3. The third issue that I have raised in a recent email to the developer relates to traffic issues. I am concerned about the potential impact on Madeline, Sauls Road and Magnolia Street in South Daytona, McDonald, and Jackson Street. Traffic is a concern throughout the area. What improvements are proposed that will benefit the public as a whole, not just so this project can be developed on this tract of land?
4. When looking at the MDA, there are two items of benefit that I can identify. The first is the reduction in the number of parking spaces. It is very difficult to get a developer to agree to reduce the number of spaces. In this case that has been accomplished. The second item is the size of the landscaped material that is being used on the project site. The developer is proposing to increase the size of the landscape material. That means a higher quality of material. It was the staff’s belief that large diameter materials of higher quality were preferred to larger buffer areas. It would have been preferable to have both. One of the concerns that I always have is the long term maintenance of the landscaping without the City having to enforce the rules through its Commercial Property Maintenance Ordinance. However, that is not an item that can be governed under the MDA. They are legally required to maintain the landscaping and material in compliance with their approved site plan. It could be argued that the plaza area is a public benefit.

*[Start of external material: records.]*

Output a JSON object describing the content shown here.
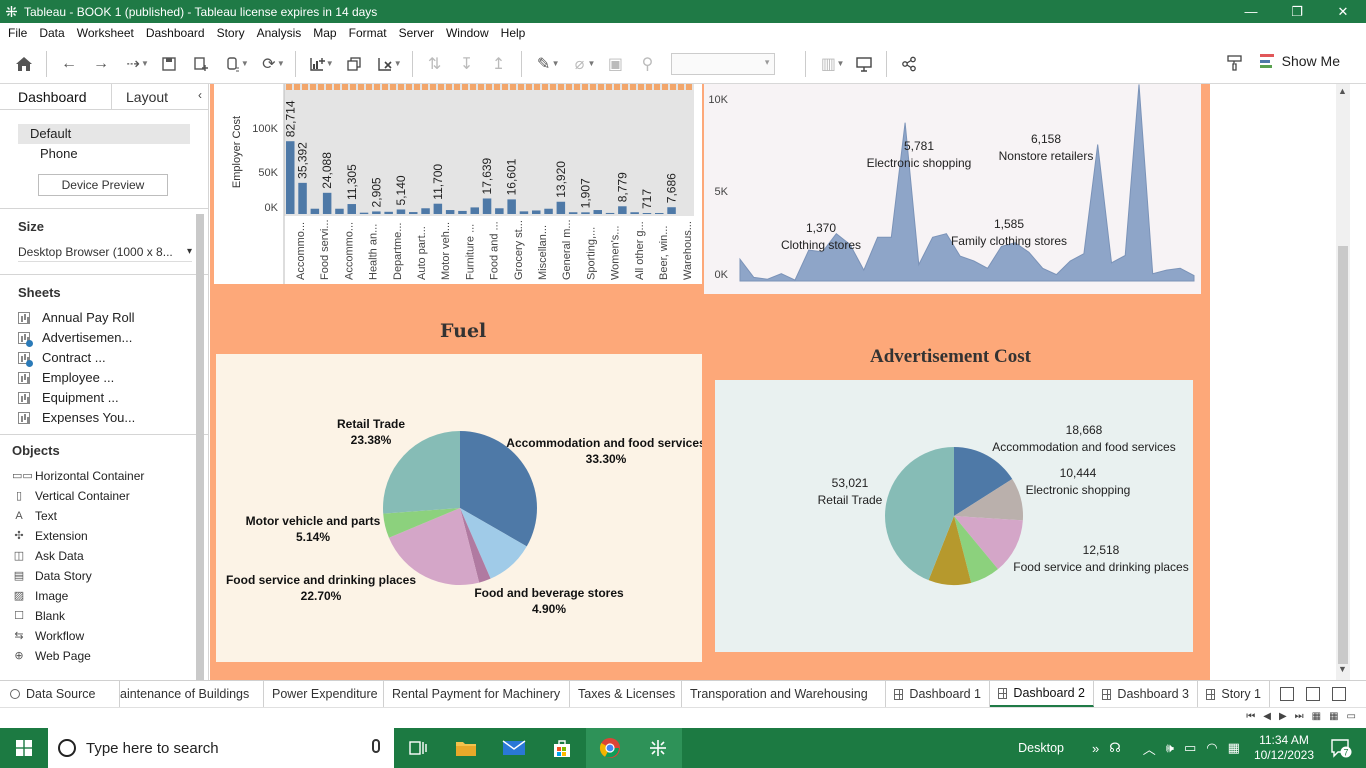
{
  "window": {
    "title": "Tableau - BOOK 1 (published) - Tableau license expires in 14 days",
    "minimize": "—",
    "restore": "❐",
    "close": "✕"
  },
  "menu": [
    "File",
    "Data",
    "Worksheet",
    "Dashboard",
    "Story",
    "Analysis",
    "Map",
    "Format",
    "Server",
    "Window",
    "Help"
  ],
  "toolbar": {
    "show_me": "Show Me"
  },
  "left_panel": {
    "tabs": [
      "Dashboard",
      "Layout"
    ],
    "collapse": "‹",
    "device_options": [
      "Default",
      "Phone"
    ],
    "device_preview": "Device Preview",
    "size_heading": "Size",
    "size_value": "Desktop Browser (1000 x 8...",
    "sheets_heading": "Sheets",
    "sheets": [
      {
        "label": "Annual Pay Roll",
        "used": false
      },
      {
        "label": "Advertisemen...",
        "used": true
      },
      {
        "label": "Contract ...",
        "used": true
      },
      {
        "label": "Employee ...",
        "used": false
      },
      {
        "label": "Equipment ...",
        "used": false
      },
      {
        "label": "Expenses You...",
        "used": false
      }
    ],
    "objects_heading": "Objects",
    "objects": [
      {
        "label": "Horizontal Container",
        "icon": "horizontal-container-icon",
        "glyph": "▭▭"
      },
      {
        "label": "Vertical Container",
        "icon": "vertical-container-icon",
        "glyph": "▯"
      },
      {
        "label": "Text",
        "icon": "text-icon",
        "glyph": "A"
      },
      {
        "label": "Extension",
        "icon": "puzzle-icon",
        "glyph": "✣"
      },
      {
        "label": "Ask Data",
        "icon": "ask-data-icon",
        "glyph": "◫"
      },
      {
        "label": "Data Story",
        "icon": "data-story-icon",
        "glyph": "▤"
      },
      {
        "label": "Image",
        "icon": "image-icon",
        "glyph": "▨"
      },
      {
        "label": "Blank",
        "icon": "blank-icon",
        "glyph": "☐"
      },
      {
        "label": "Workflow",
        "icon": "workflow-icon",
        "glyph": "⇆"
      },
      {
        "label": "Web Page",
        "icon": "globe-icon",
        "glyph": "⊕"
      }
    ]
  },
  "charts": {
    "employer": {
      "ylabel": "Employer Cost",
      "yticks": [
        "100K",
        "50K",
        "0K"
      ],
      "categories": [
        "Accommo...",
        "Food servi...",
        "Accommo...",
        "Health an...",
        "Departme...",
        "Auto part...",
        "Motor veh...",
        "Furniture ...",
        "Food and ...",
        "Grocery st...",
        "Miscellan...",
        "General m...",
        "Sporting,...",
        "Women's...",
        "All other g...",
        "Beer, win...",
        "Warehous..."
      ],
      "labels": [
        "82,714",
        "35,392",
        "24,088",
        "11,305",
        "2,905",
        "5,140",
        "11,700",
        "17,639",
        "16,601",
        "13,920",
        "1,907",
        "8,779",
        "717",
        "7,686"
      ]
    },
    "area": {
      "yticks": [
        "10K",
        "5K",
        "0K"
      ],
      "annotations": [
        {
          "value": "5,781",
          "label": "Electronic shopping"
        },
        {
          "value": "6,158",
          "label": "Nonstore retailers"
        },
        {
          "value": "1,370",
          "label": "Clothing stores"
        },
        {
          "value": "1,585",
          "label": "Family clothing stores"
        }
      ]
    },
    "fuel": {
      "title": "Fuel",
      "slices": [
        {
          "label": "Accommodation and food services",
          "pct": "33.30%",
          "color": "#4e79a7"
        },
        {
          "label": "Food and beverage stores",
          "pct": "4.90%",
          "color": "#a0cbe8"
        },
        {
          "label": "Food service and drinking places",
          "pct": "22.70%",
          "color": "#d4a6c8"
        },
        {
          "label": "Motor vehicle and parts",
          "pct": "5.14%",
          "color": "#8cd17d"
        },
        {
          "label": "Retail Trade",
          "pct": "23.38%",
          "color": "#86bcb6"
        }
      ]
    },
    "adv": {
      "title": "Advertisement Cost",
      "slices": [
        {
          "value": "18,668",
          "label": "Accommodation and food services",
          "color": "#4e79a7"
        },
        {
          "value": "10,444",
          "label": "Electronic shopping",
          "color": "#bab0ac"
        },
        {
          "value": "12,518",
          "label": "Food service and drinking places",
          "color": "#d4a6c8"
        },
        {
          "value": "53,021",
          "label": "Retail Trade",
          "color": "#86bcb6"
        }
      ]
    }
  },
  "sheet_tabs": [
    "Data Source",
    "aintenance of Buildings",
    "Power Expenditure",
    "Rental Payment for Machinery",
    "Taxes & Licenses",
    "Transporation and Warehousing",
    "Dashboard 1",
    "Dashboard 2",
    "Dashboard 3",
    "Story 1"
  ],
  "taskbar": {
    "search_placeholder": "Type here to search",
    "desktop": "Desktop",
    "time": "11:34 AM",
    "date": "10/12/2023",
    "notifications": "7"
  }
}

5. I have not raised this in my discussions with the developer in the past. However, we are seeing it discussed in other venues--the control of shopping carts on their properties. We are beginning to see shopping carts finding their ways into ditches, canals, and on the public rights of way. Cities cannot recover their cost associated with the removal of the carts from public rights of way. That is why there is a discussion about ways the private sector can assist local governments in keeping their carts on their property and off public rights of way. The second issue that is being discussed is how projects like this one can assist by providing security patrols on their parking lots. Under our ordinances, the City does not have the authority to require these types of improvements on large retail lots.

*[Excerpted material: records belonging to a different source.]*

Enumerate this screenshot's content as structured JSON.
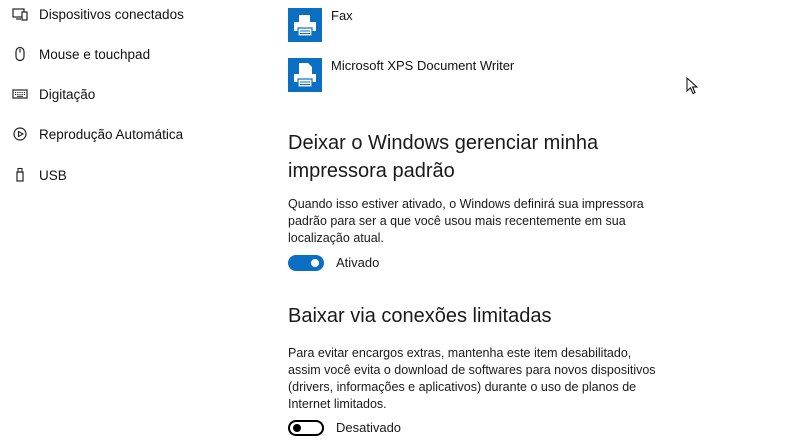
{
  "sidebar": {
    "items": [
      {
        "label": "Dispositivos conectados",
        "icon": "connected-devices-icon"
      },
      {
        "label": "Mouse e touchpad",
        "icon": "mouse-icon"
      },
      {
        "label": "Digitação",
        "icon": "keyboard-icon"
      },
      {
        "label": "Reprodução Automática",
        "icon": "autoplay-icon"
      },
      {
        "label": "USB",
        "icon": "usb-icon"
      }
    ]
  },
  "printers": [
    {
      "label": "Fax",
      "icon": "fax-printer-icon"
    },
    {
      "label": "Microsoft XPS Document Writer",
      "icon": "document-printer-icon"
    }
  ],
  "default_printer": {
    "title": "Deixar o Windows gerenciar minha impressora padrão",
    "description": "Quando isso estiver ativado, o Windows definirá sua impressora padrão para ser a que você usou mais recentemente em sua localização atual.",
    "toggle_state": "on",
    "toggle_label": "Ativado"
  },
  "metered": {
    "title": "Baixar via conexões limitadas",
    "description": "Para evitar encargos extras, mantenha este item desabilitado, assim você evita o download de softwares para novos dispositivos (drivers, informações e aplicativos) durante o uso de planos de Internet limitados.",
    "toggle_state": "off",
    "toggle_label": "Desativado"
  },
  "colors": {
    "accent": "#0a6fc2",
    "text": "#1a1a1a",
    "background": "#ffffff"
  }
}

It may be argued that many of these items will be addressed during site plan review. However, I believe the City Council should have the answers to some of the issues prior to the site plan being approved since the MDA becomes one of the controlling documents. As some City Council members may recall, we had a large commercial developer argue that they were not required to make certain changes to their site plan, even though during the MDA approval process they indicated that they would address those issues adequately to the Council’s satisfaction. By the way, it was a different developer and a different company. It is my belief that the City Council needs to have the questions answered prior to adoption of the MDA on first reading. Remember, the MDA creates the operating rules for this project.
D. COUNCIL COMMENTS

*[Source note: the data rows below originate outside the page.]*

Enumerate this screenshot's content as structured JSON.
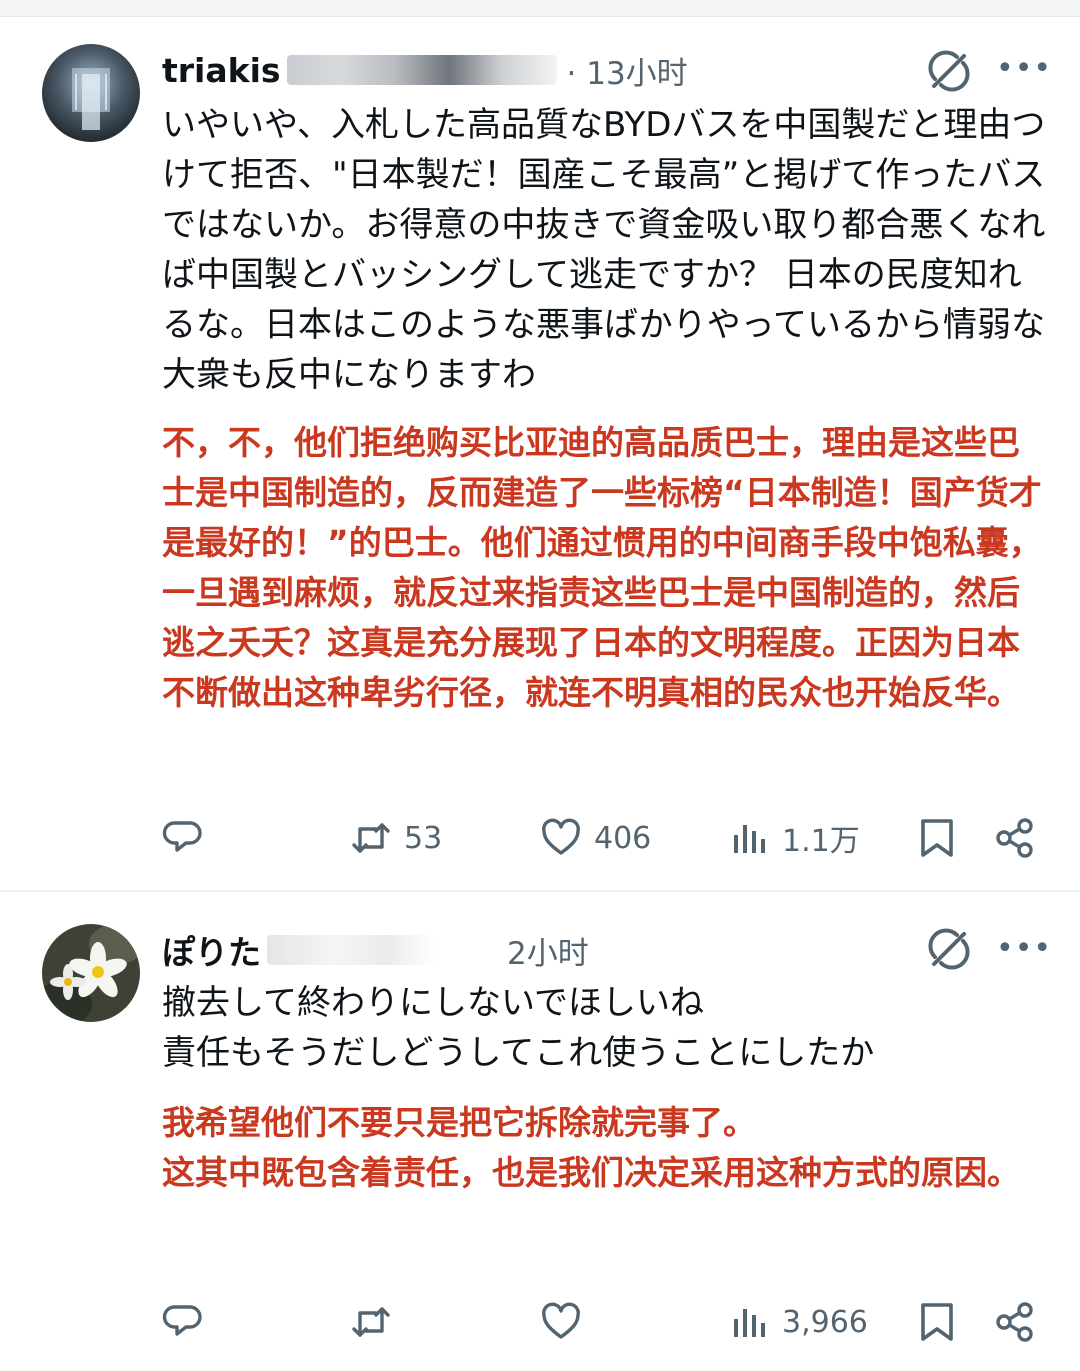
{
  "tweets": [
    {
      "author": "triakis",
      "time_prefix": "· 13小时",
      "text_jp": "いやいや、入札した高品質なBYDバスを中国製だと理由つけて拒否、\"日本製だ！国産こそ最高”と掲げて作ったバスではないか。お得意の中抜きで資金吸い取り都合悪くなれば中国製とバッシングして逃走ですか？ 日本の民度知れるな。日本はこのような悪事ばかりやっているから情弱な大衆も反中になりますわ",
      "text_cn": "不，不，他们拒绝购买比亚迪的高品质巴士，理由是这些巴士是中国制造的，反而建造了一些标榜“日本制造！国产货才是最好的！”的巴士。他们通过惯用的中间商手段中饱私囊，一旦遇到麻烦，就反过来指责这些巴士是中国制造的，然后逃之夭夭？这真是充分展现了日本的文明程度。正因为日本不断做出这种卑劣行径，就连不明真相的民众也开始反华。",
      "stats": {
        "retweets": "53",
        "likes": "406",
        "views": "1.1万"
      }
    },
    {
      "author": "ぽりた",
      "time_prefix": "2小时",
      "text_jp_lines": [
        "撤去して終わりにしないでほしいね",
        "責任もそうだしどうしてこれ使うことにしたか"
      ],
      "text_cn_lines": [
        "我希望他们不要只是把它拆除就完事了。",
        "这其中既包含着责任，也是我们决定采用这种方式的原因。"
      ],
      "stats": {
        "views": "3,966"
      }
    }
  ],
  "icons": [
    "reply-icon",
    "retweet-icon",
    "like-icon",
    "views-icon",
    "bookmark-icon",
    "share-icon",
    "grok-icon",
    "more-icon"
  ],
  "colors": {
    "text": "#0f1419",
    "muted": "#536471",
    "translation": "#c9381f"
  }
}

At this time, Council Members may discuss various matters of concern.